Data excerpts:

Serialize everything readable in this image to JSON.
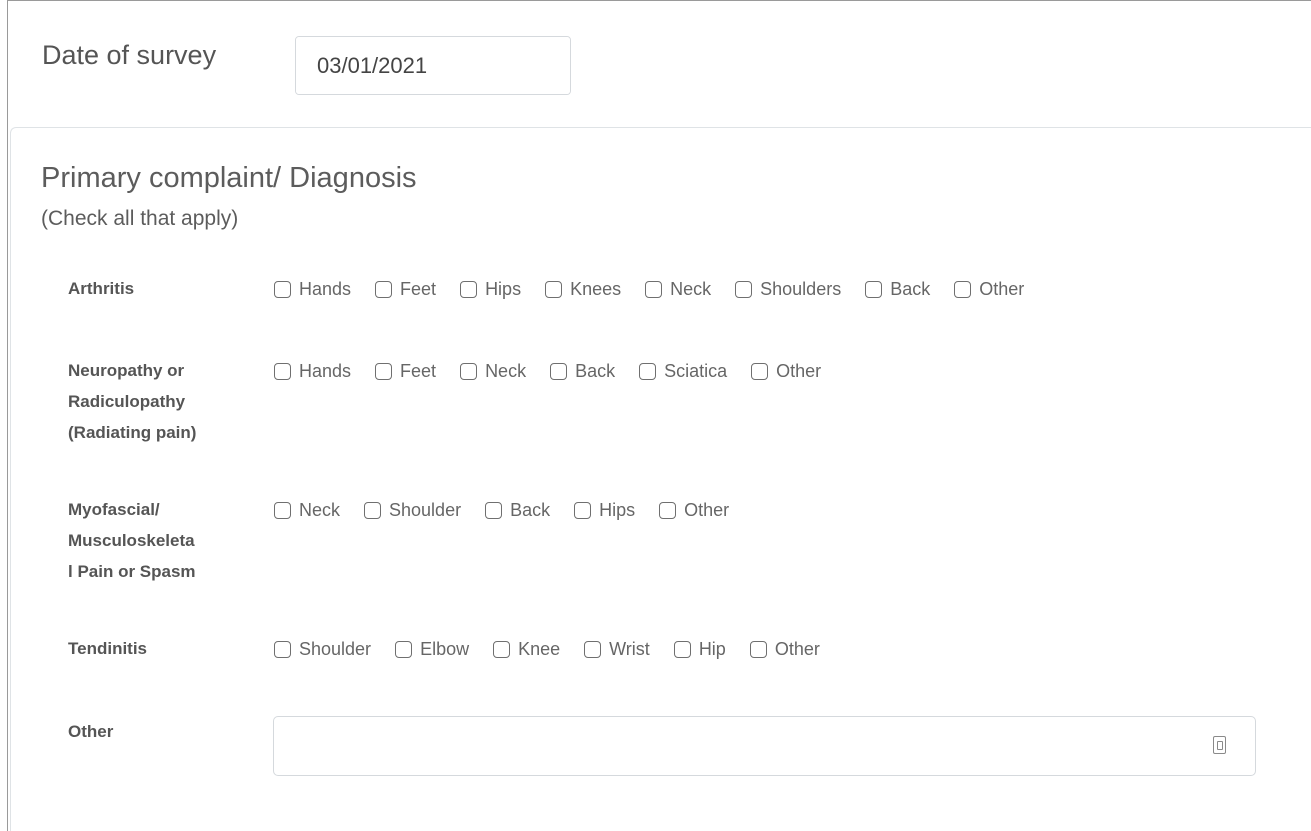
{
  "survey": {
    "date_label": "Date of survey",
    "date_value": "03/01/2021"
  },
  "section": {
    "title": "Primary complaint/ Diagnosis",
    "hint": "(Check all that apply)"
  },
  "rows": {
    "arthritis": {
      "label_lines": [
        "Arthritis"
      ],
      "options": [
        "Hands",
        "Feet",
        "Hips",
        "Knees",
        "Neck",
        "Shoulders",
        "Back",
        "Other"
      ]
    },
    "neuropathy": {
      "label_lines": [
        "Neuropathy or",
        "Radiculopathy",
        "(Radiating pain)"
      ],
      "options": [
        "Hands",
        "Feet",
        "Neck",
        "Back",
        "Sciatica",
        "Other"
      ]
    },
    "myofascial": {
      "label_lines": [
        "Myofascial/",
        "Musculoskeleta",
        "l Pain or Spasm"
      ],
      "options": [
        "Neck",
        "Shoulder",
        "Back",
        "Hips",
        "Other"
      ]
    },
    "tendinitis": {
      "label_lines": [
        "Tendinitis"
      ],
      "options": [
        "Shoulder",
        "Elbow",
        "Knee",
        "Wrist",
        "Hip",
        "Other"
      ]
    }
  },
  "other": {
    "label": "Other",
    "value": "",
    "icon": "contact-card-icon"
  },
  "colors": {
    "text": "#555555",
    "input_border": "#d5d9dd",
    "addon_bg": "#e9ecef",
    "checkbox_border": "#6f6f6f"
  }
}
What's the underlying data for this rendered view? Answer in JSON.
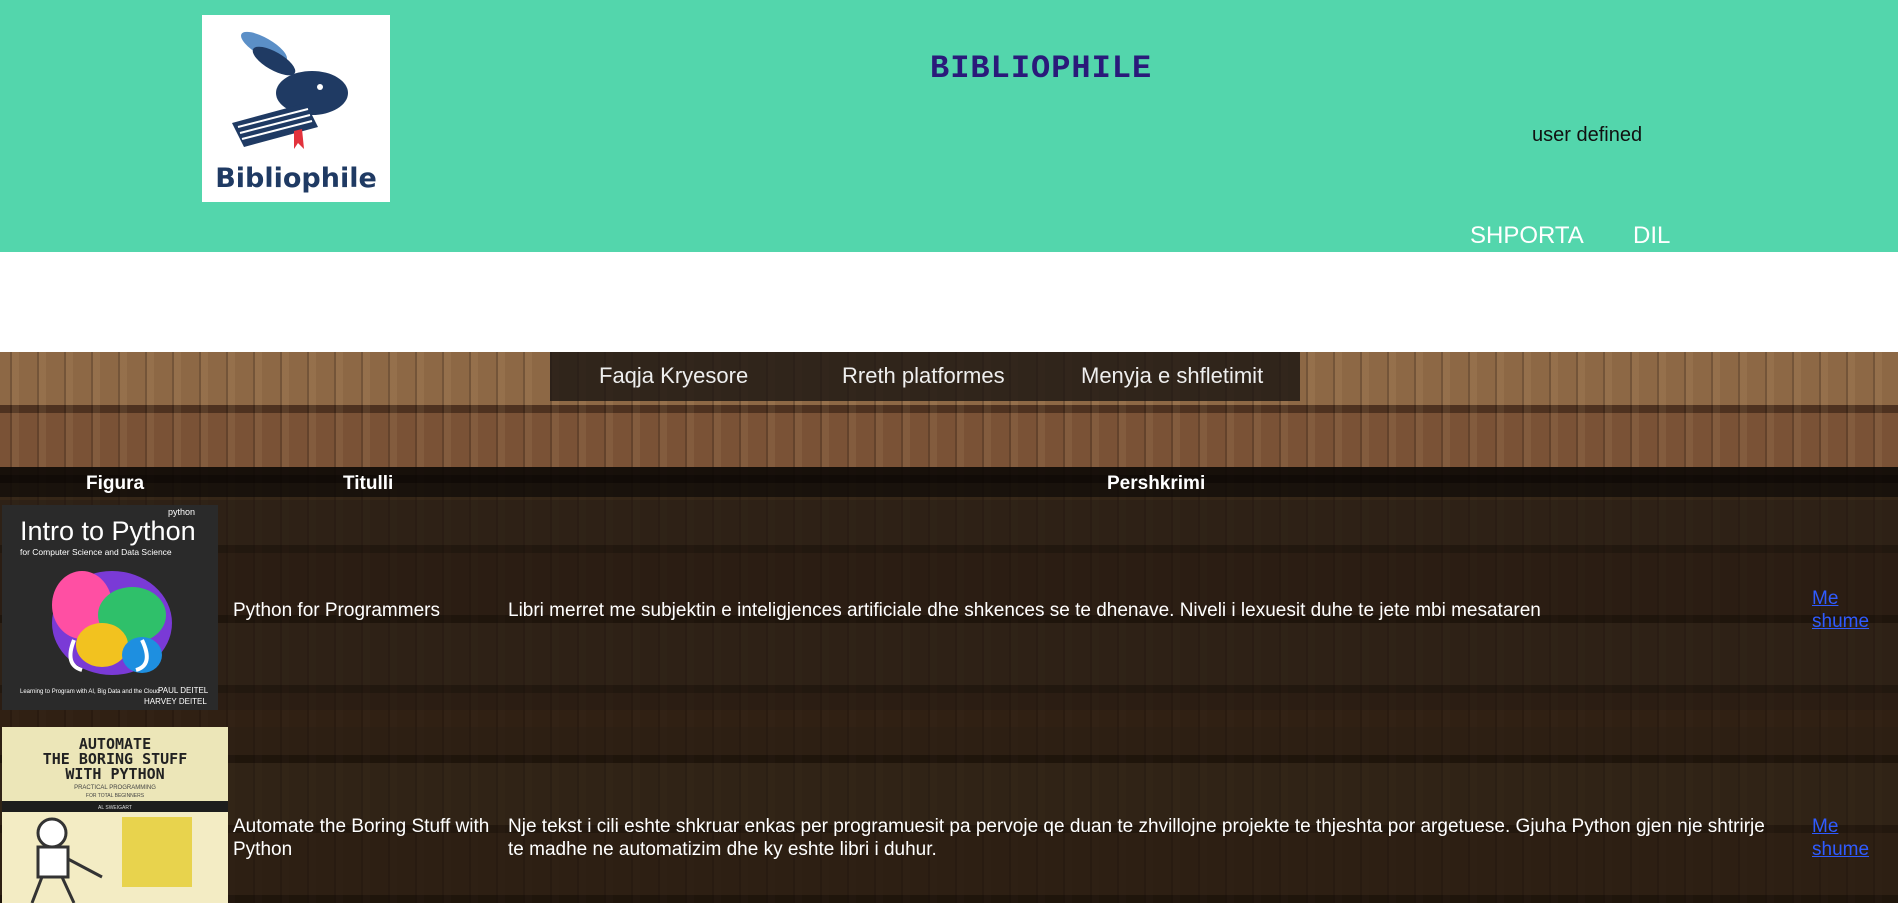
{
  "header": {
    "logo_text": "Bibliophile",
    "site_title": "BIBLIOPHILE",
    "user_label": "user defined",
    "cart_link": "SHPORTA",
    "logout_link": "DIL",
    "background_color": "#53d6ac",
    "title_color": "#2a1a7a"
  },
  "nav": {
    "items": [
      {
        "label": "Faqja Kryesore"
      },
      {
        "label": "Rreth platformes"
      },
      {
        "label": "Menyja e shfletimit"
      }
    ]
  },
  "table": {
    "columns": [
      "Figura",
      "Titulli",
      "Pershkrimi"
    ],
    "rows": [
      {
        "cover_text": [
          "python",
          "Intro to Python",
          "for Computer Science and Data Science",
          "Learning to Program with AI, Big Data and the Cloud",
          "PAUL DEITEL",
          "HARVEY DEITEL"
        ],
        "title": "Python for Programmers",
        "description": "Libri merret me subjektin e inteligjences artificiale dhe shkences se te dhenave. Niveli i lexuesit duhe te jete mbi mesataren",
        "more": "Me shume"
      },
      {
        "cover_text": [
          "AUTOMATE",
          "THE BORING STUFF",
          "WITH PYTHON",
          "PRACTICAL PROGRAMMING",
          "FOR TOTAL BEGINNERS",
          "AL SWEIGART"
        ],
        "title": "Automate the Boring Stuff with Python",
        "description": "Nje tekst i cili eshte shkruar enkas per programuesit pa pervoje qe duan te zhvillojne projekte te thjeshta por argetuese. Gjuha Python gjen nje shtrirje te madhe ne automatizim dhe ky eshte libri i duhur.",
        "more": "Me shume"
      }
    ]
  },
  "link_color": "#2f5bff"
}
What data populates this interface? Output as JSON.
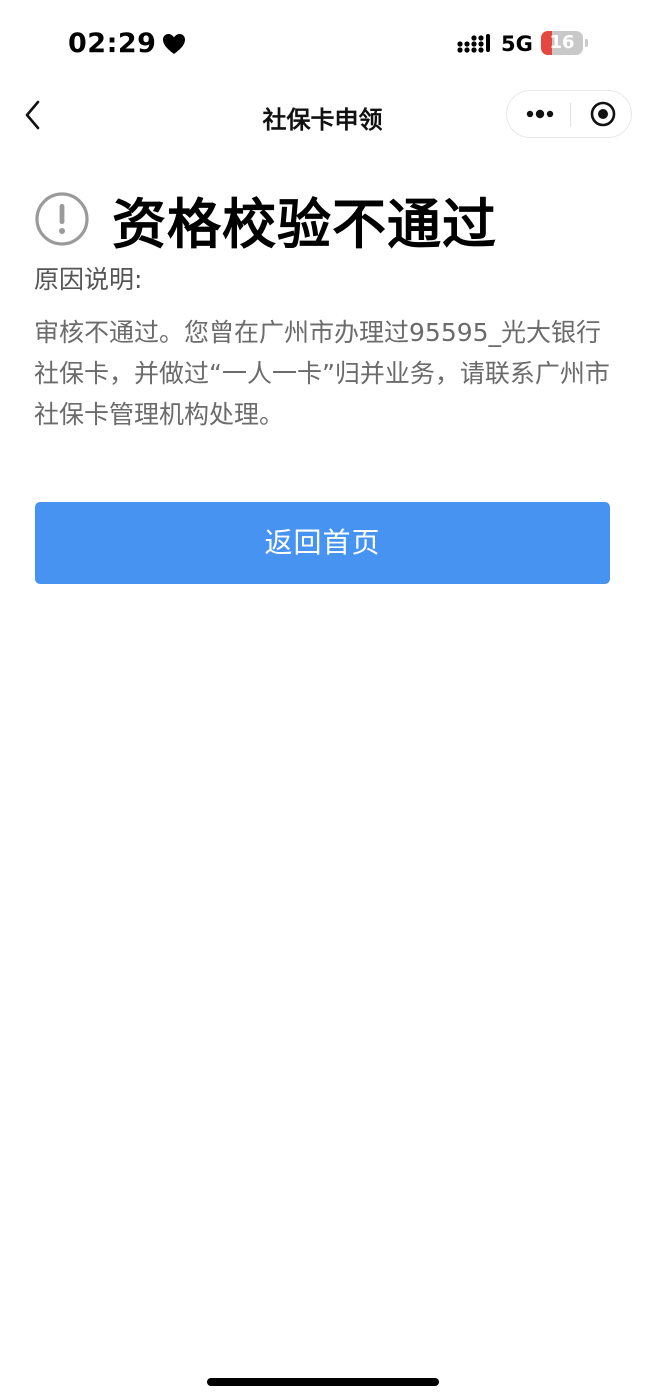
{
  "status_bar": {
    "time": "02:29",
    "network": "5G",
    "battery_level": "16",
    "battery_fraction": 0.16
  },
  "nav": {
    "title": "社保卡申领"
  },
  "result": {
    "title": "资格校验不通过",
    "reason_label": "原因说明:",
    "reason_text": "审核不通过。您曾在广州市办理过95595_光大银行社保卡，并做过“一人一卡”归并业务，请联系广州市社保卡管理机构处理。"
  },
  "actions": {
    "home_label": "返回首页"
  },
  "colors": {
    "primary": "#4693f1",
    "battery_low": "#e5483f",
    "text_secondary": "#6b6b6b"
  },
  "icons": {
    "back": "chevron-left-icon",
    "more": "more-dots-icon",
    "close": "target-circle-icon",
    "warning": "exclamation-circle-icon"
  }
}
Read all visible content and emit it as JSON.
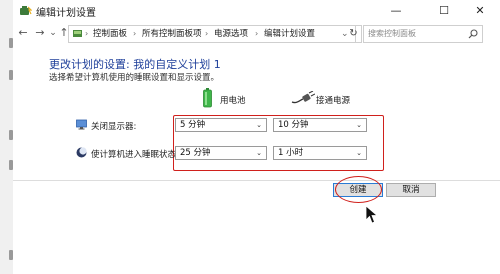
{
  "window": {
    "title": "编辑计划设置",
    "controls": {
      "minimize": "—",
      "maximize": "☐",
      "close": "✕"
    }
  },
  "nav": {
    "back": "←",
    "forward": "→",
    "recent": "⌄",
    "up": "↑",
    "breadcrumbs": [
      "控制面板",
      "所有控制面板项",
      "电源选项",
      "编辑计划设置"
    ],
    "separator": "›",
    "dropdown": "⌄",
    "refresh": "↻",
    "search_placeholder": "搜索控制面板"
  },
  "page": {
    "heading": "更改计划的设置: 我的自定义计划 1",
    "subtext": "选择希望计算机使用的睡眠设置和显示设置。",
    "columns": {
      "battery_label": "用电池",
      "plugged_label": "接通电源",
      "battery_icon": "battery-icon",
      "plug_icon": "plug-icon"
    },
    "rows": [
      {
        "label": "关闭显示器:",
        "icon": "monitor-icon",
        "battery_value": "5 分钟",
        "plugged_value": "10 分钟"
      },
      {
        "label": "使计算机进入睡眠状态:",
        "icon": "moon-icon",
        "battery_value": "25 分钟",
        "plugged_value": "1 小时"
      }
    ]
  },
  "actions": {
    "create": "创建",
    "cancel": "取消"
  },
  "colors": {
    "heading": "#1e3f9a",
    "annotation_red": "#d0201c",
    "primary_border": "#2a7bd4",
    "battery_green": "#3fb64a"
  }
}
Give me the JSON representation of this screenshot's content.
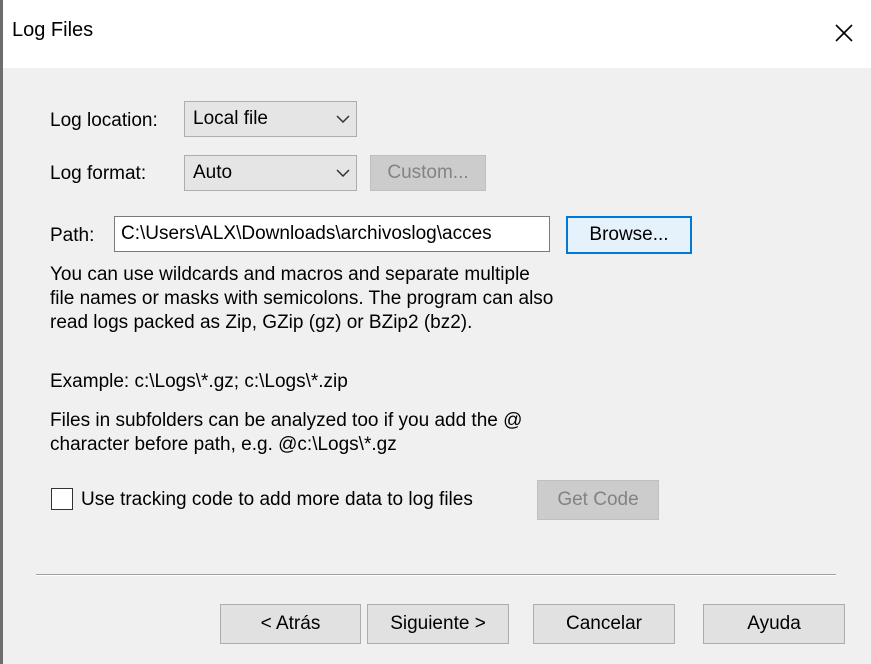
{
  "window": {
    "title": "Log Files",
    "close_glyph": "✕"
  },
  "log_location": {
    "label": "Log location:",
    "value": "Local file"
  },
  "log_format": {
    "label": "Log format:",
    "value": "Auto",
    "custom_button": "Custom..."
  },
  "path": {
    "label": "Path:",
    "value": "C:\\Users\\ALX\\Downloads\\archivoslog\\acces",
    "browse_button": "Browse..."
  },
  "help_text": {
    "line1": "You can use wildcards and macros and separate multiple",
    "line2": "file names or masks with semicolons. The program can also",
    "line3": "read logs packed as Zip, GZip (gz) or BZip2 (bz2).",
    "example": "Example: c:\\Logs\\*.gz; c:\\Logs\\*.zip",
    "subfolders1": "Files in subfolders can be analyzed too if you add the @",
    "subfolders2": "character before path, e.g. @c:\\Logs\\*.gz"
  },
  "tracking": {
    "label": "Use tracking code to add more data to log files",
    "checked": false,
    "get_code_button": "Get Code"
  },
  "footer": {
    "back_button": "< Atrás",
    "next_button": "Siguiente >",
    "cancel_button": "Cancelar",
    "help_button": "Ayuda"
  },
  "icons": {
    "close": "close-icon",
    "dropdown": "chevron-down-icon"
  }
}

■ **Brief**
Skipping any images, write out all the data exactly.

■ **Result of this task**
Serialize everything readable in this image to JSON.
{
  "survey": {
    "date_label": "Date of survey",
    "date_value": "03/01/2021"
  },
  "section": {
    "title": "Primary complaint/ Diagnosis",
    "hint": "(Check all that apply)"
  },
  "rows": {
    "arthritis": {
      "label_lines": [
        "Arthritis"
      ],
      "options": [
        "Hands",
        "Feet",
        "Hips",
        "Knees",
        "Neck",
        "Shoulders",
        "Back",
        "Other"
      ]
    },
    "neuropathy": {
      "label_lines": [
        "Neuropathy or",
        "Radiculopathy",
        "(Radiating pain)"
      ],
      "options": [
        "Hands",
        "Feet",
        "Neck",
        "Back",
        "Sciatica",
        "Other"
      ]
    },
    "myofascial": {
      "label_lines": [
        "Myofascial/",
        "Musculoskeleta",
        "l Pain or Spasm"
      ],
      "options": [
        "Neck",
        "Shoulder",
        "Back",
        "Hips",
        "Other"
      ]
    },
    "tendinitis": {
      "label_lines": [
        "Tendinitis"
      ],
      "options": [
        "Shoulder",
        "Elbow",
        "Knee",
        "Wrist",
        "Hip",
        "Other"
      ]
    }
  },
  "other": {
    "label": "Other",
    "value": "",
    "icon": "contact-card-icon"
  },
  "colors": {
    "text": "#555555",
    "input_border": "#d5d9dd",
    "addon_bg": "#e9ecef",
    "checkbox_border": "#6f6f6f"
  }
}
What's the underlying data for this rendered view? Answer in JSON.
{
  "header": {
    "logo_text": "Bibliophile",
    "site_title": "BIBLIOPHILE",
    "user_label": "user defined",
    "cart_link": "SHPORTA",
    "logout_link": "DIL",
    "background_color": "#53d6ac",
    "title_color": "#2a1a7a"
  },
  "nav": {
    "items": [
      {
        "label": "Faqja Kryesore"
      },
      {
        "label": "Rreth platformes"
      },
      {
        "label": "Menyja e shfletimit"
      }
    ]
  },
  "table": {
    "columns": [
      "Figura",
      "Titulli",
      "Pershkrimi"
    ],
    "rows": [
      {
        "cover_text": [
          "python",
          "Intro to Python",
          "for Computer Science and Data Science",
          "Learning to Program with AI, Big Data and the Cloud",
          "PAUL DEITEL",
          "HARVEY DEITEL"
        ],
        "title": "Python for Programmers",
        "description": "Libri merret me subjektin e inteligjences artificiale dhe shkences se te dhenave. Niveli i lexuesit duhe te jete mbi mesataren",
        "more": "Me shume"
      },
      {
        "cover_text": [
          "AUTOMATE",
          "THE BORING STUFF",
          "WITH PYTHON",
          "PRACTICAL PROGRAMMING",
          "FOR TOTAL BEGINNERS",
          "AL SWEIGART"
        ],
        "title": "Automate the Boring Stuff with Python",
        "description": "Nje tekst i cili eshte shkruar enkas per programuesit pa pervoje qe duan te zhvillojne projekte te thjeshta por argetuese. Gjuha Python gjen nje shtrirje te madhe ne automatizim dhe ky eshte libri i duhur.",
        "more": "Me shume"
      }
    ]
  },
  "link_color": "#2f5bff"
}
What data populates this interface? Output as JSON.
{
  "status_bar": {
    "time": "02:29",
    "network": "5G",
    "battery_level": "16",
    "battery_fraction": 0.16
  },
  "nav": {
    "title": "社保卡申领"
  },
  "result": {
    "title": "资格校验不通过",
    "reason_label": "原因说明:",
    "reason_text": "审核不通过。您曾在广州市办理过95595_光大银行社保卡，并做过“一人一卡”归并业务，请联系广州市社保卡管理机构处理。"
  },
  "actions": {
    "home_label": "返回首页"
  },
  "colors": {
    "primary": "#4693f1",
    "battery_low": "#e5483f",
    "text_secondary": "#6b6b6b"
  },
  "icons": {
    "back": "chevron-left-icon",
    "more": "more-dots-icon",
    "close": "target-circle-icon",
    "warning": "exclamation-circle-icon"
  }
}
Read all visible content and emit it as JSON.
{
  "window": {
    "title": "编辑计划设置",
    "controls": {
      "minimize": "—",
      "maximize": "☐",
      "close": "✕"
    }
  },
  "nav": {
    "back": "←",
    "forward": "→",
    "recent": "⌄",
    "up": "↑",
    "breadcrumbs": [
      "控制面板",
      "所有控制面板项",
      "电源选项",
      "编辑计划设置"
    ],
    "separator": "›",
    "dropdown": "⌄",
    "refresh": "↻",
    "search_placeholder": "搜索控制面板"
  },
  "page": {
    "heading": "更改计划的设置: 我的自定义计划 1",
    "subtext": "选择希望计算机使用的睡眠设置和显示设置。",
    "columns": {
      "battery_label": "用电池",
      "plugged_label": "接通电源",
      "battery_icon": "battery-icon",
      "plug_icon": "plug-icon"
    },
    "rows": [
      {
        "label": "关闭显示器:",
        "icon": "monitor-icon",
        "battery_value": "5 分钟",
        "plugged_value": "10 分钟"
      },
      {
        "label": "使计算机进入睡眠状态:",
        "icon": "moon-icon",
        "battery_value": "25 分钟",
        "plugged_value": "1 小时"
      }
    ]
  },
  "actions": {
    "create": "创建",
    "cancel": "取消"
  },
  "colors": {
    "heading": "#1e3f9a",
    "annotation_red": "#d0201c",
    "primary_border": "#2a7bd4",
    "battery_green": "#3fb64a"
  }
}
Give me the JSON representation of this screenshot's content.
{
  "window": {
    "title": "Log Files",
    "close_glyph": "✕"
  },
  "log_location": {
    "label": "Log location:",
    "value": "Local file"
  },
  "log_format": {
    "label": "Log format:",
    "value": "Auto",
    "custom_button": "Custom..."
  },
  "path": {
    "label": "Path:",
    "value": "C:\\Users\\ALX\\Downloads\\archivoslog\\acces",
    "browse_button": "Browse..."
  },
  "help_text": {
    "line1": "You can use wildcards and macros and separate multiple",
    "line2": "file names or masks with semicolons. The program can also",
    "line3": "read logs packed as Zip, GZip (gz) or BZip2 (bz2).",
    "example": "Example: c:\\Logs\\*.gz; c:\\Logs\\*.zip",
    "subfolders1": "Files in subfolders can be analyzed too if you add the @",
    "subfolders2": "character before path, e.g. @c:\\Logs\\*.gz"
  },
  "tracking": {
    "label": "Use tracking code to add more data to log files",
    "checked": false,
    "get_code_button": "Get Code"
  },
  "footer": {
    "back_button": "< Atrás",
    "next_button": "Siguiente >",
    "cancel_button": "Cancelar",
    "help_button": "Ayuda"
  },
  "icons": {
    "close": "close-icon",
    "dropdown": "chevron-down-icon"
  }
}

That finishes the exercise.